The King Years: Historic Moments in the Civil Rights Movement
Taylor Branch, author of The King Years, introduces selections from the trilogy for young adult readers.
This primer is dedicated to: “Students of freedom and teachers of history.”
This compact volume brings to life eighteen pivotal dramas, beginning with the impromptu speech that turned an untested, twenty-six-year-old Martin Luther King forever into a public figure on the first night of the 1955 Montgomery Bus Boycott. Five years later, African American students filled the jails in a 1960 sit-in movement, and, in 1961, the Freedom Riders seized national attention.
Branch interprets King’s famous speech at the 1963 March on Washington, then relives the Birmingham church bombing. We see student leader Bob Moses mobilize college volunteers for Mississippi’s 1964 Freedom Summer, and a decade-long movement at last secures the first of several landmark laws for equal rights. At the same time, the presidential nominating conventions were drawn into sharp and unprecedented party realignment.

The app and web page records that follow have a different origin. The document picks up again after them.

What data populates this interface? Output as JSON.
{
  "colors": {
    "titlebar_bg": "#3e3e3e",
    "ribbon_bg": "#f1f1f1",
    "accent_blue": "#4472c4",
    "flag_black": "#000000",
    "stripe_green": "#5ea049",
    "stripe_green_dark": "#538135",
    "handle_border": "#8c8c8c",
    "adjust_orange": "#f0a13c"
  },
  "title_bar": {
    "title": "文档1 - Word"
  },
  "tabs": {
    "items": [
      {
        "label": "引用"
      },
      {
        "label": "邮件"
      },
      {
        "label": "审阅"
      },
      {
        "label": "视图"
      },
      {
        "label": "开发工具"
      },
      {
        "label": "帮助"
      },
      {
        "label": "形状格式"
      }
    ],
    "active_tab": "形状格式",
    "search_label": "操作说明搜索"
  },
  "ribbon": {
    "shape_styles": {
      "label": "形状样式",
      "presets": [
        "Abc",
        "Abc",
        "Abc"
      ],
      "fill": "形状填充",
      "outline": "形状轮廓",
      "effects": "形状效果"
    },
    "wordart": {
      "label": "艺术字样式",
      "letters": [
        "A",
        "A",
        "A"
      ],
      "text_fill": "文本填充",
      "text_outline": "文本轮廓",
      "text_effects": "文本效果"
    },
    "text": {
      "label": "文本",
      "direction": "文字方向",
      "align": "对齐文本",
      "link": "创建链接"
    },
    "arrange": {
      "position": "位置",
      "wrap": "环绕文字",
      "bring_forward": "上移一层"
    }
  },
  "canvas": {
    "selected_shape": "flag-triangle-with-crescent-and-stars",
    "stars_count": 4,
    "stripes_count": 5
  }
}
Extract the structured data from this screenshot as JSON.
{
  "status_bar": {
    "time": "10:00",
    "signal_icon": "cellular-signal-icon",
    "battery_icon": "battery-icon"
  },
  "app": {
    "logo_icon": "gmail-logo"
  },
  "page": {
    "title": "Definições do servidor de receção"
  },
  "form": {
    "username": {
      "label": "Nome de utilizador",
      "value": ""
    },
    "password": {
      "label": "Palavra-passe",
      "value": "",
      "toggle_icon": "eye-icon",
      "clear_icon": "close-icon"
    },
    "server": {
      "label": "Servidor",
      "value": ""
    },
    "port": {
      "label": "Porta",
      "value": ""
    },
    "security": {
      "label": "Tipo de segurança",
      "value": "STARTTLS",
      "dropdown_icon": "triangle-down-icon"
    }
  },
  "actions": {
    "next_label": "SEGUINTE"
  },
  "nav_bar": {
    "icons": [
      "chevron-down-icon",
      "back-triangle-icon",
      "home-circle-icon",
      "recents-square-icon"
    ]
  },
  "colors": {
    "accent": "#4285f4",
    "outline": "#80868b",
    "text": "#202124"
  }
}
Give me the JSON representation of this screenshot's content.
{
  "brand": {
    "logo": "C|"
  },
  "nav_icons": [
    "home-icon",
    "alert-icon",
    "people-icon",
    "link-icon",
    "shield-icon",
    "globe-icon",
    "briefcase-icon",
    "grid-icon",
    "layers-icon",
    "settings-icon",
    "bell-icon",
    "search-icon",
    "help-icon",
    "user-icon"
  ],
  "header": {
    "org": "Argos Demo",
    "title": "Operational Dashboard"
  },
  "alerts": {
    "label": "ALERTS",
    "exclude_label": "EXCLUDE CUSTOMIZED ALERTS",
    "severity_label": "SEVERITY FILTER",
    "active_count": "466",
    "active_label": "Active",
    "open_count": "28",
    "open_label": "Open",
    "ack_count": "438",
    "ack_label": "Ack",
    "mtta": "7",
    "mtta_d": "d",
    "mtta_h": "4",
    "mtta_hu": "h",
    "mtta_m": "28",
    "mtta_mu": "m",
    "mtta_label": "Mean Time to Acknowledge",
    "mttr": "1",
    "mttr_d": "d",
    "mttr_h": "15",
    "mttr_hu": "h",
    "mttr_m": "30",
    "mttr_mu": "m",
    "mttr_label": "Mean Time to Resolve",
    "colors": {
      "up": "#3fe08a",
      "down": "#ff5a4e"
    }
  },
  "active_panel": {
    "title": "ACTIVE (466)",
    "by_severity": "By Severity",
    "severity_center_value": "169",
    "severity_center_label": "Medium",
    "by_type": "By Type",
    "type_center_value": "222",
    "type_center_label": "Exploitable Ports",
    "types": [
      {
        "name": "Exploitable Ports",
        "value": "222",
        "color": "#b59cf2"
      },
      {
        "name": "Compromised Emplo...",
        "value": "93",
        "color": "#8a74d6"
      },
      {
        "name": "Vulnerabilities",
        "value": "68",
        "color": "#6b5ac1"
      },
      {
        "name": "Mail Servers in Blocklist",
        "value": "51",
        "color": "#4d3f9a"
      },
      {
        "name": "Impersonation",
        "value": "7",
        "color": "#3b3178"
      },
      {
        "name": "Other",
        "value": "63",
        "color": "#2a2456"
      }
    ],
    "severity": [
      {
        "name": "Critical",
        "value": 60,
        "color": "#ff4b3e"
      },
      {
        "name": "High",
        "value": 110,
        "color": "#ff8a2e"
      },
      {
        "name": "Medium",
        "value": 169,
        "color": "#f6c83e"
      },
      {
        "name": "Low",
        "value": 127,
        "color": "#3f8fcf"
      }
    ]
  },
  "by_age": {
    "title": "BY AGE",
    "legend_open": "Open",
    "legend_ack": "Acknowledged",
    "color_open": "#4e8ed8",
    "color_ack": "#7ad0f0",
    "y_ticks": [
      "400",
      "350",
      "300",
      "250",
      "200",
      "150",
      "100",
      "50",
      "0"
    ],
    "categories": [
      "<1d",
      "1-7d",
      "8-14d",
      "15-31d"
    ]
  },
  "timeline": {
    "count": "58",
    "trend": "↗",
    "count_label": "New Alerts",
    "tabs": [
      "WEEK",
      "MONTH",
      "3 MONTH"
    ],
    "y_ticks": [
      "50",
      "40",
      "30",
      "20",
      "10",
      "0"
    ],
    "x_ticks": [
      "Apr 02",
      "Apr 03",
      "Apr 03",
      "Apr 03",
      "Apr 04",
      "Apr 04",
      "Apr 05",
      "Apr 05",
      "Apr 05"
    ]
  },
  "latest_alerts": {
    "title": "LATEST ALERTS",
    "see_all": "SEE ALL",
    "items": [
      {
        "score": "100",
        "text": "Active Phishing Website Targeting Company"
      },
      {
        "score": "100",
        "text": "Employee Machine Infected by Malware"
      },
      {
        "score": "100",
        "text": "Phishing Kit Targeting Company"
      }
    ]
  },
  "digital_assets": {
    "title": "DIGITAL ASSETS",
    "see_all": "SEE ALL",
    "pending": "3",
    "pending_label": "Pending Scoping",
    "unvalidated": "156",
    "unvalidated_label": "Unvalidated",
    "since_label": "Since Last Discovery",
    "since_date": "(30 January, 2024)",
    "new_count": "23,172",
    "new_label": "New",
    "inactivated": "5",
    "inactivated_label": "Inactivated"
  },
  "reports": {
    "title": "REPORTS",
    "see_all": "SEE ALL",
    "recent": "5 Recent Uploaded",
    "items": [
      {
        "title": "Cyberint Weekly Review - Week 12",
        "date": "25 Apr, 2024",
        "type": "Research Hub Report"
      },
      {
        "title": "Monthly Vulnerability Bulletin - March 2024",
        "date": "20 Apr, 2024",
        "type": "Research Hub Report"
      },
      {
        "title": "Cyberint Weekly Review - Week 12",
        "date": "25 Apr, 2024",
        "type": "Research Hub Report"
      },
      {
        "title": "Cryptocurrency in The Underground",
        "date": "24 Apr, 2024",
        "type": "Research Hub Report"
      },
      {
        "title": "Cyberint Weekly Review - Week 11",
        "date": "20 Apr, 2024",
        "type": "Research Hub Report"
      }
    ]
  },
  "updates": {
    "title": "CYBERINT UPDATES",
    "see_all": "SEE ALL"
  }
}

In “King, J. Edgar Hoover, and the Nobel Peace Prize,” Branch details the covert use of state power for a personal vendetta. “Crossroads in Selma” describes King’s ordeal to steer the battered citizen’s movement through hopes and threats from every level of government. “Crossroads in Vietnam” glimpses the ominous wartime split between King and President Lyndon Johnson.
Credit: By Taylor Branch. Published by Simon & Schuster, 2013.
Type: Book – Non Fiction
Grade Level: 7-9
Time Period: 1950 -1974